Portuguese Cuisine 101:
An Introduction to the food of Alentejo
Replete with everything from seafood to sweets, the cuisine of Portugal’s Alentejo region has more than enough diversity to satisfy your palate—and more than enough salted cod to challenge it, too.
Garlic, Coriander and Poejo
The basic ingredients of Alentejan cuisine are garlic, fresh coriander and poejo, which is similar to mint but with a very high vitamin content (it takes some getting used to). The Alentejan eating experience begins as soon as you are seated at the table. Olives, bread and a plate of either queijinhos frescos (fresh cheeses) or queijo seco (dry cheese) are served instantly. The fresh cheese is a curd and is eaten with a sprinkling of salt and pepper with bread. The dry cheese varies in age and can be as soft as cheddar or as hard as parmesan. Be careful not to fill up on these tempting appetizers or you won’t have room for the meal itself!
More Delicious Than its Description
Vegetables are often taken in the form of soup and are frequently developed into a main dish. The most famous of the Alentejana soups is the açorda, made with stale bread in a flavourful broth of water, olive oil, salt, garlic and fresh coriander topped with a poached egg and if desired, a slab of bacalhau (salted cod) on the side. You will enjoy the soup’s rich flavour more than its description! The seafood açorda is another appetizing alternative, itself the main course.
Portugal’s National Dish
This brings us to the sensitive topic of bacalhau, or salted cod. This dried and preserved fish is Portugal’s national food—which is hard to believe, considering that cod lives not in Portuguese waters but in those of Canada and the United States. The origin of bacalhau dates back to the age of discovery when the Portuguese ruled the high seas. The sailors, in need of non-perishable food, discovered on their journeys to the New World cod’s versatility as a welcome addition to their meagre diet. Today, cod is an omnipresent dish in Portuguese homes and restaurants, and is said to be prepared in 365 ways, one for each day of the year! Salted cod is an acquired taste, whichever way it is prepared, but you cannot leave Portugal without at least trying one version. No need to worry though—bacalhau is not the only fish on the menu. The Alentejo receives excellent fresh seafood from the coast several times a week.
Meat Lovers Welcome
Meat lovers are also welcome in this region. The Alentejo is a land of sheep and goats, so borrego (lamb) and cabrito (kid) appear on all menus prepared in several succulent ways. One of the most renowned regional dishes is the Carne de Porco a Alentejana to satisfy the lover of both meat and seafood. This unlikely, but fabulous, dish includes marinated pork stewed with clams. Alentejana cuisine is simple but hearty fare, using only the freshest of ingredients (except for the bacalhau!) that results in mouth-watering dishes. We recommend that you request food prepared with little salt. As bacalhau confirms, the Portuguese love their salt!

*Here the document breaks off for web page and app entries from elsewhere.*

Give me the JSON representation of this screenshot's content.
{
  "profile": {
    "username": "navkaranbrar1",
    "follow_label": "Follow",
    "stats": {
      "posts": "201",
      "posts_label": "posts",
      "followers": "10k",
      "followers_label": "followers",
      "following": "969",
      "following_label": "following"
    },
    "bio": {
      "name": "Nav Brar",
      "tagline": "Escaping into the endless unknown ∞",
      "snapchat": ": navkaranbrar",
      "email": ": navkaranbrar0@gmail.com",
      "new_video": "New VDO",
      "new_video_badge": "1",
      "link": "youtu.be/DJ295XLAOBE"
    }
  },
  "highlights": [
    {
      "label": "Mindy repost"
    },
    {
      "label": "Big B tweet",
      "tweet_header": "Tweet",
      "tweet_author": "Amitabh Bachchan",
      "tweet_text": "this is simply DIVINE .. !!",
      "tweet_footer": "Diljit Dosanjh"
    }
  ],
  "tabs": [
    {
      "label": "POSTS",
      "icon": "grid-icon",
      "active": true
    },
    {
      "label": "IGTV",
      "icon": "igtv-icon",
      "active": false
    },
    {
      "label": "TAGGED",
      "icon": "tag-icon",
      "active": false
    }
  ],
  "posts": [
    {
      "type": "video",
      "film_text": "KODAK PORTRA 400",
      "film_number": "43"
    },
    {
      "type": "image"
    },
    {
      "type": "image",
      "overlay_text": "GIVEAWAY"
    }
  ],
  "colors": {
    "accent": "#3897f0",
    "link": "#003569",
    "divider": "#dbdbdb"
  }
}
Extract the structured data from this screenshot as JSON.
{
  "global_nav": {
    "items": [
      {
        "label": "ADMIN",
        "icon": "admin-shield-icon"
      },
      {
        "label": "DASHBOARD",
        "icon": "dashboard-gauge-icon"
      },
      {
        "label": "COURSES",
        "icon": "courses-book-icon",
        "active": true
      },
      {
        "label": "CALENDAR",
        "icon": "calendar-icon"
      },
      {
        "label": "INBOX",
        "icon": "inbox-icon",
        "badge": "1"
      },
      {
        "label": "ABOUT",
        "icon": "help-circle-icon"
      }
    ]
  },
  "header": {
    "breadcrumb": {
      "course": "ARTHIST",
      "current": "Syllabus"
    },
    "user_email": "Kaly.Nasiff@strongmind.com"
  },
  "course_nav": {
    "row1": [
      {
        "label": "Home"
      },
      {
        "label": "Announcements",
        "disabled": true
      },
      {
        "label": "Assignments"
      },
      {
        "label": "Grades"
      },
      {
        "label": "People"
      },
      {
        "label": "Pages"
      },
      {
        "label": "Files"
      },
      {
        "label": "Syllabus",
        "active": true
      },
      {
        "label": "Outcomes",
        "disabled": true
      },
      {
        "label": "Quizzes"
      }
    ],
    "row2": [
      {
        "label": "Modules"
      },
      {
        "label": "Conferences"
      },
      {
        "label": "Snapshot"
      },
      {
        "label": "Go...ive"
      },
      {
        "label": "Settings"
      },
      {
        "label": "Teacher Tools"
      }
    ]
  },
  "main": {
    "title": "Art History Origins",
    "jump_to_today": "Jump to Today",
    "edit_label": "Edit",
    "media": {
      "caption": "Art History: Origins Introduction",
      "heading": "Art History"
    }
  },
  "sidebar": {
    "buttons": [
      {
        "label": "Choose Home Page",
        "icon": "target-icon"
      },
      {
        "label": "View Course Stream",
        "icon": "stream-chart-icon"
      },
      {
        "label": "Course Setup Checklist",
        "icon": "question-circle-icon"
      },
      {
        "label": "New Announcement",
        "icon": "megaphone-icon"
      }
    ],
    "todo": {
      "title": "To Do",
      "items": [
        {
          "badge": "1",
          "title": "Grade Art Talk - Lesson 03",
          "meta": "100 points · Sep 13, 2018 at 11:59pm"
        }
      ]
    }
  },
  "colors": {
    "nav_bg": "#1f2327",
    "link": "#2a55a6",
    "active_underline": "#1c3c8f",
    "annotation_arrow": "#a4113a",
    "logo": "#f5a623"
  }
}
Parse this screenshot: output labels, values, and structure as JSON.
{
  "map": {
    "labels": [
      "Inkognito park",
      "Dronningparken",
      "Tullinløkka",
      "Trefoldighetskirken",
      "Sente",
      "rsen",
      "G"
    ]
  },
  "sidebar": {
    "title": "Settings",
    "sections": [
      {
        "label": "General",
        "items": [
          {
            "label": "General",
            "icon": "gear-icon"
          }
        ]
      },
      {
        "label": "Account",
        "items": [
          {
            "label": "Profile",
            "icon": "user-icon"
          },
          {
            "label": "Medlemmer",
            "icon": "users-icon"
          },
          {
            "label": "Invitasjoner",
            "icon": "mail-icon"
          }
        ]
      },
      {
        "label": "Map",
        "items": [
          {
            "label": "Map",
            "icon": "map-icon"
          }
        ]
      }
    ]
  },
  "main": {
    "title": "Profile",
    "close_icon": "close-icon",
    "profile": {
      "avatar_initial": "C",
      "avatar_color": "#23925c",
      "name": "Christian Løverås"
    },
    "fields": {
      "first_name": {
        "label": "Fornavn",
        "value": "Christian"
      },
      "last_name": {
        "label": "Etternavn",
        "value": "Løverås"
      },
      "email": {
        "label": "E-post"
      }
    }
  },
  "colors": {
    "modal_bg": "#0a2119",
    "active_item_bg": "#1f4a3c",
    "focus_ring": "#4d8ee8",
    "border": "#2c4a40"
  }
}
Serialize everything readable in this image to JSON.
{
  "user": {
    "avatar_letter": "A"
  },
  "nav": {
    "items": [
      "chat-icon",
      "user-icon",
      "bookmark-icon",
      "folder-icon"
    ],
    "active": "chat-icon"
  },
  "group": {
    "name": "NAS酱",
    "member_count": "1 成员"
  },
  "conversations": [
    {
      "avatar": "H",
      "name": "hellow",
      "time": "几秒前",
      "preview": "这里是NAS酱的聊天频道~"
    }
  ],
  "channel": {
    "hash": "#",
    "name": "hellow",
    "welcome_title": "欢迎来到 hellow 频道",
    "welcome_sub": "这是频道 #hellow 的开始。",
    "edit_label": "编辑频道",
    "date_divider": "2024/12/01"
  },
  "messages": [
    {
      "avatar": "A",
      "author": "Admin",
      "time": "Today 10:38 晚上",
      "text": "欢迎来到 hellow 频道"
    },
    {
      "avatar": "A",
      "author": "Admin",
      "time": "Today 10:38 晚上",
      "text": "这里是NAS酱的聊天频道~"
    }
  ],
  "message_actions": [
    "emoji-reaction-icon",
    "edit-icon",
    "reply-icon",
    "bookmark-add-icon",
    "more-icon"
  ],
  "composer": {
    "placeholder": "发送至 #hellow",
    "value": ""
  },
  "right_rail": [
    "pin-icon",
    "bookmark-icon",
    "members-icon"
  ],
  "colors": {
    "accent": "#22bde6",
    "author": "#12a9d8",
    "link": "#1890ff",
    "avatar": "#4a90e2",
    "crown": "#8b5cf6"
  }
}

Portugal’s Sweet Tooth
The Portuguese have an insatiable appetite for extra-sweet desserts, and the Alentejanos are no exception. The main ingredients are gemas (egg yolks), sugar, and almonds dusted with canela (cinnamon). The origin of gemas in desserts comes from the monks’ winemaking process—they used egg whites to refine the impurities of their wine, leaving all the yolks. Hence the birth of the “nun’s tummy,” one of the many dishes requiring up to 24 egg yolks! Another favourite, tiborna, is a kind of cake made with the same ingredients, but which resembles a nest of angel hair studded with cherries. If you have a sweet tooth and no fear of cholesterol, you should try either or both of them. Leaving the gemas behind, the Alentejo introduces us to another unusual sweet, the ameixas d’Elvas. Otherwise known as the Elvas Plum, this is the ultimate after-dinner treat. The incredibly laborious recipe of candying plums remains a traditional craft continued by the Conservas Rainha Santa.